• _What you need to do_
Pull out every line below containing the word "Lista".

── Information given

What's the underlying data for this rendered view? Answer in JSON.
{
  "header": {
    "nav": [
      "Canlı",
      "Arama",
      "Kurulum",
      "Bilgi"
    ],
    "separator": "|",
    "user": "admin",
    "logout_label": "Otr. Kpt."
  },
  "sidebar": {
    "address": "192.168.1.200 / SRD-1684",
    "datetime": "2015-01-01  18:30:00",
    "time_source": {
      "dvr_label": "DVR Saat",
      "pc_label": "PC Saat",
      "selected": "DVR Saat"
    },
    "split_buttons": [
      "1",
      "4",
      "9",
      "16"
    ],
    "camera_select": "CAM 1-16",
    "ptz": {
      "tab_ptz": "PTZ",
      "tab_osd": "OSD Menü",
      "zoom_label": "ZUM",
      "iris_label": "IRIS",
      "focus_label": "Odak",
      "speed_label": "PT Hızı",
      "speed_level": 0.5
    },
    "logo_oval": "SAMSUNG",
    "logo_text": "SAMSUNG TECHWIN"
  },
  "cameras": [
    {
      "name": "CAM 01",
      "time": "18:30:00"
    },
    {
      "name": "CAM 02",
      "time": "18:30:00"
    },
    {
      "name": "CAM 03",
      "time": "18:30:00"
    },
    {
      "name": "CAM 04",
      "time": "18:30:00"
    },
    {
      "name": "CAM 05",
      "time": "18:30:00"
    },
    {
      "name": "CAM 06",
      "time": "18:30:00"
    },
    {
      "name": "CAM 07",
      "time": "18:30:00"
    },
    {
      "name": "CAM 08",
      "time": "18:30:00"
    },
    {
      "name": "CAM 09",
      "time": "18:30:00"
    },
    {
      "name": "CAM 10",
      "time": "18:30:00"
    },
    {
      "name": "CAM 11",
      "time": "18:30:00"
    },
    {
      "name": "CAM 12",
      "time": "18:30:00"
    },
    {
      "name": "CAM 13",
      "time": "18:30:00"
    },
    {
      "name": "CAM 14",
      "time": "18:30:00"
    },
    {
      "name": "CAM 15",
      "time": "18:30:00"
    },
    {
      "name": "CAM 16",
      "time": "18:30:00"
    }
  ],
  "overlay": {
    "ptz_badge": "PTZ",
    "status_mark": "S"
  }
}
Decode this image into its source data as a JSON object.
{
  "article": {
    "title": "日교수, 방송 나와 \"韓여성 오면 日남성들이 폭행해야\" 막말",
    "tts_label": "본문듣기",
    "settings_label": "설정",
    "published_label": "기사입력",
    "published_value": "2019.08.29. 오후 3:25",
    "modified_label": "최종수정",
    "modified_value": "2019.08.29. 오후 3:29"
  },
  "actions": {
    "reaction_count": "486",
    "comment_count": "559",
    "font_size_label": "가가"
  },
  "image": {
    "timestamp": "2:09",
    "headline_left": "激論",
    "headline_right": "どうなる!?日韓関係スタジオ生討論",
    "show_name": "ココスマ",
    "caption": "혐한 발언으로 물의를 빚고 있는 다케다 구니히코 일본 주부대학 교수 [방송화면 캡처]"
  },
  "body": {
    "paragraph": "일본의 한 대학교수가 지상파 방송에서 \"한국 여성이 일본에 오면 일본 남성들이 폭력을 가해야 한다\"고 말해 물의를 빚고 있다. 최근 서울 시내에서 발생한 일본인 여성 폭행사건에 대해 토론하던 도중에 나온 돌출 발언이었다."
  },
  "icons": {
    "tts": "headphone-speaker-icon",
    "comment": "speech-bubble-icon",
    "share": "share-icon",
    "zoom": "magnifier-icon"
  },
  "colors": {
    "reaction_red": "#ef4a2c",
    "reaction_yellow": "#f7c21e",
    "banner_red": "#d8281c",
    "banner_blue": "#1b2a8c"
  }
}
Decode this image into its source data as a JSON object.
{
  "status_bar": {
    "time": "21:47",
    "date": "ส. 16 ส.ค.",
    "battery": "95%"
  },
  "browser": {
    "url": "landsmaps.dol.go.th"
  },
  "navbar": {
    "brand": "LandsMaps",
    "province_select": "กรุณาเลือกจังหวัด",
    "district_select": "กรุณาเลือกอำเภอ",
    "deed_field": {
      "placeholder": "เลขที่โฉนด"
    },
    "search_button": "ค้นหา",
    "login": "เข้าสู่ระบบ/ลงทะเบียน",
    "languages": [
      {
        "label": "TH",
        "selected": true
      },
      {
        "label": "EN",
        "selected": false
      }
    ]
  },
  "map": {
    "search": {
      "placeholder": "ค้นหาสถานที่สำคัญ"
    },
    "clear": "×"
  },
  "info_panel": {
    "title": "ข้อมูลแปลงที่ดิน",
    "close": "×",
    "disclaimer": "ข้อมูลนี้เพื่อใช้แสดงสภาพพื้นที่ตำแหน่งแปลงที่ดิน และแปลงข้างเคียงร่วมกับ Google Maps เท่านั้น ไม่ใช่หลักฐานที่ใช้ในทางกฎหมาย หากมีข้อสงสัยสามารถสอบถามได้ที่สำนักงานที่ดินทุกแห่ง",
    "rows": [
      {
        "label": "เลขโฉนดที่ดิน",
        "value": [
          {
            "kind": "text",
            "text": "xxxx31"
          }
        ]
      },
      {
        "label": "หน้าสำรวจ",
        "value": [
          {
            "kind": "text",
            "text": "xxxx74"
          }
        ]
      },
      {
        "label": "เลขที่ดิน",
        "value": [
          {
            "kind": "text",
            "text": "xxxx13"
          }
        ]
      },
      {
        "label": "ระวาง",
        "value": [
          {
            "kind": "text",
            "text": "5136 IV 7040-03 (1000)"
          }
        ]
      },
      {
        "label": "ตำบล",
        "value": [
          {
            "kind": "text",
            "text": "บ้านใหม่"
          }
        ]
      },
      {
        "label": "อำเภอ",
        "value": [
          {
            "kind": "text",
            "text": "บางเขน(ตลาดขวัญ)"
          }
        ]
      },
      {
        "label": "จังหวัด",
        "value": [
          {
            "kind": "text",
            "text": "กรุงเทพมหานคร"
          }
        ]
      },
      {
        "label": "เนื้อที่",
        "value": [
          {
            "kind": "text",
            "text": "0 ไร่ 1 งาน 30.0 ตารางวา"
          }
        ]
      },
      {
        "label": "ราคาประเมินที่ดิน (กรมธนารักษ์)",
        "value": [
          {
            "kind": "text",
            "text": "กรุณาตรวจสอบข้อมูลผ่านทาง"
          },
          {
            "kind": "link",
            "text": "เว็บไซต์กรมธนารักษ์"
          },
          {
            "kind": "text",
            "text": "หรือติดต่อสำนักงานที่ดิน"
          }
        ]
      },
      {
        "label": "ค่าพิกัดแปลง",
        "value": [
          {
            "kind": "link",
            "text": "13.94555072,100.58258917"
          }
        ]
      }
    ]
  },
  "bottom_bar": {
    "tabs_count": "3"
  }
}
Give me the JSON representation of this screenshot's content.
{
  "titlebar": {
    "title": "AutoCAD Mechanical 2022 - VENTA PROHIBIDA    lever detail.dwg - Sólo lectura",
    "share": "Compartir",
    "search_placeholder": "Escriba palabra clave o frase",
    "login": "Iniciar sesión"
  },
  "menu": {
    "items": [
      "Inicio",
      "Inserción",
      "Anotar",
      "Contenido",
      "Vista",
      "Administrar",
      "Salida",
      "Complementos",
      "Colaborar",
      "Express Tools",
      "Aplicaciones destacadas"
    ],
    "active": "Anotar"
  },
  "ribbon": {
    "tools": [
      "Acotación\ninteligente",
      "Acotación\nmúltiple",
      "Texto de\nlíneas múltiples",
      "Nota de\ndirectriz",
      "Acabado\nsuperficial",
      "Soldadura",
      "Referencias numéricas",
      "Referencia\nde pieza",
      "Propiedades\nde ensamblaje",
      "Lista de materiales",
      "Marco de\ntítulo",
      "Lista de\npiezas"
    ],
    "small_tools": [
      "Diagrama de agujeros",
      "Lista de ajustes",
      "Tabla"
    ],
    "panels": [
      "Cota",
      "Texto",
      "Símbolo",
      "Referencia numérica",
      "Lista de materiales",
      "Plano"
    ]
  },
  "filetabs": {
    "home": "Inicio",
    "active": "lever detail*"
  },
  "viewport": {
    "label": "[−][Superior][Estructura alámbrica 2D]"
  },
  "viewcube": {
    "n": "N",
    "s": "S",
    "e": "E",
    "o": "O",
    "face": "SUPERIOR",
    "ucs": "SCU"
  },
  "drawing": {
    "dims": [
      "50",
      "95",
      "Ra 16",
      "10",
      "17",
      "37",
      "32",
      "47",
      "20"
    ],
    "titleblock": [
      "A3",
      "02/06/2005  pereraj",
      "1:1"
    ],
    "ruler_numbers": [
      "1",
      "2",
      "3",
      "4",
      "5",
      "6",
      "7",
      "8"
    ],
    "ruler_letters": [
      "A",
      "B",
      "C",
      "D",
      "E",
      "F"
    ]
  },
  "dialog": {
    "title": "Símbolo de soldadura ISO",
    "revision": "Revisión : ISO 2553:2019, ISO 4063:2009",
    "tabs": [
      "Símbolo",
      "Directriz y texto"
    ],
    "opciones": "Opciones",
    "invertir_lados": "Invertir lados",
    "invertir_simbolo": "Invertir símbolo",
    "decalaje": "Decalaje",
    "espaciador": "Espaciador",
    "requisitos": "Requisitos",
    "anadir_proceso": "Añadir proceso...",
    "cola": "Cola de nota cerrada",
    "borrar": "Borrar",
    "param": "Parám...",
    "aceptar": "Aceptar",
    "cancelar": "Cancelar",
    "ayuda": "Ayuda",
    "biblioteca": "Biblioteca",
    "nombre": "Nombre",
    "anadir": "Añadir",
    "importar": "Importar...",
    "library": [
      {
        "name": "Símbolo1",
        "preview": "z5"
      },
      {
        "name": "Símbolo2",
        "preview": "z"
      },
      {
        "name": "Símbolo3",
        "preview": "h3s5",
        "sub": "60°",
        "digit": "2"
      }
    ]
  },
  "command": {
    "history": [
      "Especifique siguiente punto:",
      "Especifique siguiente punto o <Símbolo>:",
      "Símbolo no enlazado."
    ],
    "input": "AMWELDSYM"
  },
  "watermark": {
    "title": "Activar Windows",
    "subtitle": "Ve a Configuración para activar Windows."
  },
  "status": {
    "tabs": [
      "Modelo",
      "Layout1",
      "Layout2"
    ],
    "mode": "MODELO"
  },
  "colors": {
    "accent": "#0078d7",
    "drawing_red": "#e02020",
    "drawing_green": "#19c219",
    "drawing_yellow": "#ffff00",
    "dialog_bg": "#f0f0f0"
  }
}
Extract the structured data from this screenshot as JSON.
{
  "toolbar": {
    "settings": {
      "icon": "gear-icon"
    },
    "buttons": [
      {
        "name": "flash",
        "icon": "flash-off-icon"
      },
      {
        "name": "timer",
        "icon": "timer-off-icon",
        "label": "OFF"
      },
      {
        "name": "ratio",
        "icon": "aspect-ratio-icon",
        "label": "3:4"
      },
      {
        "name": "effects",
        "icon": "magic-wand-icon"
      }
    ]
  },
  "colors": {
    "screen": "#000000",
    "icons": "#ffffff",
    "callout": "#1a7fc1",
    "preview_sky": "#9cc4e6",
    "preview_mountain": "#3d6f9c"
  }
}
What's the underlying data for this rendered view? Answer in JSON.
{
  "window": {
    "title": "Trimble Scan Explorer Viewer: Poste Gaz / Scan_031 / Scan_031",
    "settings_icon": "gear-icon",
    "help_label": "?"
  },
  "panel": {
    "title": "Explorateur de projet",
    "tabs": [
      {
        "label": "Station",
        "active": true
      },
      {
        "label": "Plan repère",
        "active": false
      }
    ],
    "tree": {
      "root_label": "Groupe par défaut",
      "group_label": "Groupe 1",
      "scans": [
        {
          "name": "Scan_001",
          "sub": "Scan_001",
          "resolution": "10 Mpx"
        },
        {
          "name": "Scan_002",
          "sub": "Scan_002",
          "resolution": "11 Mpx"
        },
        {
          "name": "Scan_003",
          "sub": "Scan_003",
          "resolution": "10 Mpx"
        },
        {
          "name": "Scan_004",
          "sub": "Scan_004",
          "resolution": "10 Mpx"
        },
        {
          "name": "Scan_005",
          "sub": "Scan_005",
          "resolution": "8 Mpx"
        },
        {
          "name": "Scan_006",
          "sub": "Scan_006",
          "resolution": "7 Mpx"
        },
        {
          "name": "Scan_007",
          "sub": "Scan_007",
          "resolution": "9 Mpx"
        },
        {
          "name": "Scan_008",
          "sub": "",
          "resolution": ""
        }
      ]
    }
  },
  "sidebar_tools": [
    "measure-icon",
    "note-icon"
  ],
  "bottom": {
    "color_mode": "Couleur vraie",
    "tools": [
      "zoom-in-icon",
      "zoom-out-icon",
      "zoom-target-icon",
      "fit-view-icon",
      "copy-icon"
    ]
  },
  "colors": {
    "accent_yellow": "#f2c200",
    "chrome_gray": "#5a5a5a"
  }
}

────

• _Solution below_
      "Lista de materiales",
      "Lista de\npiezas"
      "Lista de ajustes",
      "Lista de materiales",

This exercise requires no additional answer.